The Reds trail the Braves by 9 1/2 games in the National League West and Atlanta's magic number for clinching is eight. About a half-hour after Steve Foster got his first major-league save, Dibble plunged the Reds into another controversy.
Piniella said he used Foster, who got the last three outs, because Dibble complained of a tight shoulder the previous night.
"Dibble was not available," Piniella said. "He couldn't get loose when he got up last night."
When reporters questioned the reliever about his shoulder, he shot back: "There's nothing wrong with it."
Piniella heard of Dibble's denial through reporters, then left his office and charged the pitcher in the clubhouse. Several players separated them as Piniella called Dibble a liar.
When reporters were allowed to return to the clubhouse, Piniella had nothing more to say.
"You all saw it," Piniella said. "Write it."
If the Montreal Expos and Pittsburgh Pirates are tied for first place after 162 games, a one-game playoff will be held in Montreal, the National League office said.
Montreal General Manager Dan Duquette correctly called heads on a coin toss held in the office of NL President Bill White.
A playoff game would be played on Monday, Oct. 5.
The baseballs used in next month's World Series will have more room for autographs because, for the first time in recent years, they will not bear the commissioner's signature.
Fay Vincent's resignation last week left Rawlings, which makes the balls, up in the air. On Wednesday, the manufacturer got the word.
"Major league baseball has requested that any World Series balls we stamp from now on have no signature," Rawlings spokesman Scott Smith said.
Instead, Smith said, the balls will read: Official Ball--1992 World Series.
New York Met right fielder Bobby Bonilla had arthroscopic surgery on his right shoulder. . . . Atlanta Brave reliever Jeff Reardon said his strained hamstring has improved and should not prevent him from pitching.
David H. Jacobs, 71, a prominent developer and co-owner of the Cleveland Indians, died at a hospital in Westlake, Ohio.

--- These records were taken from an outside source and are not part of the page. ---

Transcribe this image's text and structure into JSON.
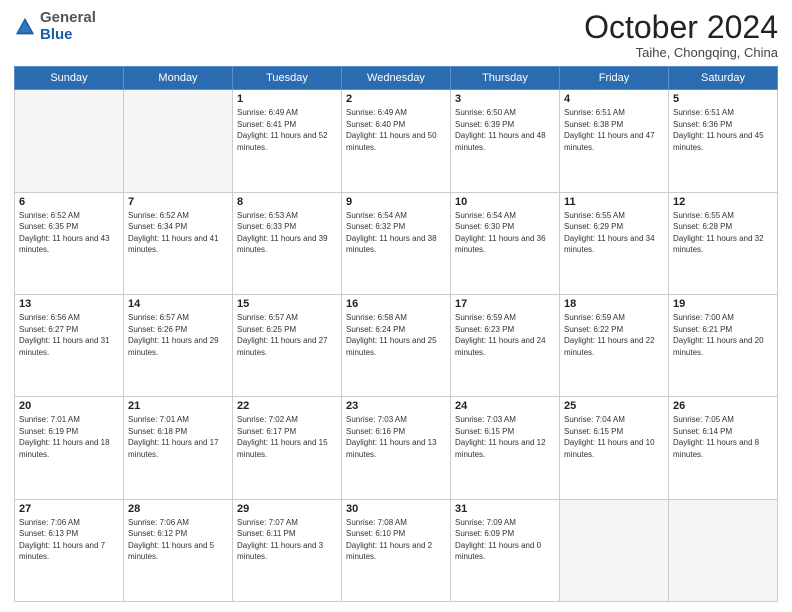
{
  "header": {
    "logo_general": "General",
    "logo_blue": "Blue",
    "month_title": "October 2024",
    "subtitle": "Taihe, Chongqing, China"
  },
  "weekdays": [
    "Sunday",
    "Monday",
    "Tuesday",
    "Wednesday",
    "Thursday",
    "Friday",
    "Saturday"
  ],
  "weeks": [
    [
      {
        "day": "",
        "sunrise": "",
        "sunset": "",
        "daylight": "",
        "empty": true
      },
      {
        "day": "",
        "sunrise": "",
        "sunset": "",
        "daylight": "",
        "empty": true
      },
      {
        "day": "1",
        "sunrise": "Sunrise: 6:49 AM",
        "sunset": "Sunset: 6:41 PM",
        "daylight": "Daylight: 11 hours and 52 minutes.",
        "empty": false
      },
      {
        "day": "2",
        "sunrise": "Sunrise: 6:49 AM",
        "sunset": "Sunset: 6:40 PM",
        "daylight": "Daylight: 11 hours and 50 minutes.",
        "empty": false
      },
      {
        "day": "3",
        "sunrise": "Sunrise: 6:50 AM",
        "sunset": "Sunset: 6:39 PM",
        "daylight": "Daylight: 11 hours and 48 minutes.",
        "empty": false
      },
      {
        "day": "4",
        "sunrise": "Sunrise: 6:51 AM",
        "sunset": "Sunset: 6:38 PM",
        "daylight": "Daylight: 11 hours and 47 minutes.",
        "empty": false
      },
      {
        "day": "5",
        "sunrise": "Sunrise: 6:51 AM",
        "sunset": "Sunset: 6:36 PM",
        "daylight": "Daylight: 11 hours and 45 minutes.",
        "empty": false
      }
    ],
    [
      {
        "day": "6",
        "sunrise": "Sunrise: 6:52 AM",
        "sunset": "Sunset: 6:35 PM",
        "daylight": "Daylight: 11 hours and 43 minutes.",
        "empty": false
      },
      {
        "day": "7",
        "sunrise": "Sunrise: 6:52 AM",
        "sunset": "Sunset: 6:34 PM",
        "daylight": "Daylight: 11 hours and 41 minutes.",
        "empty": false
      },
      {
        "day": "8",
        "sunrise": "Sunrise: 6:53 AM",
        "sunset": "Sunset: 6:33 PM",
        "daylight": "Daylight: 11 hours and 39 minutes.",
        "empty": false
      },
      {
        "day": "9",
        "sunrise": "Sunrise: 6:54 AM",
        "sunset": "Sunset: 6:32 PM",
        "daylight": "Daylight: 11 hours and 38 minutes.",
        "empty": false
      },
      {
        "day": "10",
        "sunrise": "Sunrise: 6:54 AM",
        "sunset": "Sunset: 6:30 PM",
        "daylight": "Daylight: 11 hours and 36 minutes.",
        "empty": false
      },
      {
        "day": "11",
        "sunrise": "Sunrise: 6:55 AM",
        "sunset": "Sunset: 6:29 PM",
        "daylight": "Daylight: 11 hours and 34 minutes.",
        "empty": false
      },
      {
        "day": "12",
        "sunrise": "Sunrise: 6:55 AM",
        "sunset": "Sunset: 6:28 PM",
        "daylight": "Daylight: 11 hours and 32 minutes.",
        "empty": false
      }
    ],
    [
      {
        "day": "13",
        "sunrise": "Sunrise: 6:56 AM",
        "sunset": "Sunset: 6:27 PM",
        "daylight": "Daylight: 11 hours and 31 minutes.",
        "empty": false
      },
      {
        "day": "14",
        "sunrise": "Sunrise: 6:57 AM",
        "sunset": "Sunset: 6:26 PM",
        "daylight": "Daylight: 11 hours and 29 minutes.",
        "empty": false
      },
      {
        "day": "15",
        "sunrise": "Sunrise: 6:57 AM",
        "sunset": "Sunset: 6:25 PM",
        "daylight": "Daylight: 11 hours and 27 minutes.",
        "empty": false
      },
      {
        "day": "16",
        "sunrise": "Sunrise: 6:58 AM",
        "sunset": "Sunset: 6:24 PM",
        "daylight": "Daylight: 11 hours and 25 minutes.",
        "empty": false
      },
      {
        "day": "17",
        "sunrise": "Sunrise: 6:59 AM",
        "sunset": "Sunset: 6:23 PM",
        "daylight": "Daylight: 11 hours and 24 minutes.",
        "empty": false
      },
      {
        "day": "18",
        "sunrise": "Sunrise: 6:59 AM",
        "sunset": "Sunset: 6:22 PM",
        "daylight": "Daylight: 11 hours and 22 minutes.",
        "empty": false
      },
      {
        "day": "19",
        "sunrise": "Sunrise: 7:00 AM",
        "sunset": "Sunset: 6:21 PM",
        "daylight": "Daylight: 11 hours and 20 minutes.",
        "empty": false
      }
    ],
    [
      {
        "day": "20",
        "sunrise": "Sunrise: 7:01 AM",
        "sunset": "Sunset: 6:19 PM",
        "daylight": "Daylight: 11 hours and 18 minutes.",
        "empty": false
      },
      {
        "day": "21",
        "sunrise": "Sunrise: 7:01 AM",
        "sunset": "Sunset: 6:18 PM",
        "daylight": "Daylight: 11 hours and 17 minutes.",
        "empty": false
      },
      {
        "day": "22",
        "sunrise": "Sunrise: 7:02 AM",
        "sunset": "Sunset: 6:17 PM",
        "daylight": "Daylight: 11 hours and 15 minutes.",
        "empty": false
      },
      {
        "day": "23",
        "sunrise": "Sunrise: 7:03 AM",
        "sunset": "Sunset: 6:16 PM",
        "daylight": "Daylight: 11 hours and 13 minutes.",
        "empty": false
      },
      {
        "day": "24",
        "sunrise": "Sunrise: 7:03 AM",
        "sunset": "Sunset: 6:15 PM",
        "daylight": "Daylight: 11 hours and 12 minutes.",
        "empty": false
      },
      {
        "day": "25",
        "sunrise": "Sunrise: 7:04 AM",
        "sunset": "Sunset: 6:15 PM",
        "daylight": "Daylight: 11 hours and 10 minutes.",
        "empty": false
      },
      {
        "day": "26",
        "sunrise": "Sunrise: 7:05 AM",
        "sunset": "Sunset: 6:14 PM",
        "daylight": "Daylight: 11 hours and 8 minutes.",
        "empty": false
      }
    ],
    [
      {
        "day": "27",
        "sunrise": "Sunrise: 7:06 AM",
        "sunset": "Sunset: 6:13 PM",
        "daylight": "Daylight: 11 hours and 7 minutes.",
        "empty": false
      },
      {
        "day": "28",
        "sunrise": "Sunrise: 7:06 AM",
        "sunset": "Sunset: 6:12 PM",
        "daylight": "Daylight: 11 hours and 5 minutes.",
        "empty": false
      },
      {
        "day": "29",
        "sunrise": "Sunrise: 7:07 AM",
        "sunset": "Sunset: 6:11 PM",
        "daylight": "Daylight: 11 hours and 3 minutes.",
        "empty": false
      },
      {
        "day": "30",
        "sunrise": "Sunrise: 7:08 AM",
        "sunset": "Sunset: 6:10 PM",
        "daylight": "Daylight: 11 hours and 2 minutes.",
        "empty": false
      },
      {
        "day": "31",
        "sunrise": "Sunrise: 7:09 AM",
        "sunset": "Sunset: 6:09 PM",
        "daylight": "Daylight: 11 hours and 0 minutes.",
        "empty": false
      },
      {
        "day": "",
        "sunrise": "",
        "sunset": "",
        "daylight": "",
        "empty": true
      },
      {
        "day": "",
        "sunrise": "",
        "sunset": "",
        "daylight": "",
        "empty": true
      }
    ]
  ]
}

A nursing supervisor said the cause of death was pneumonia.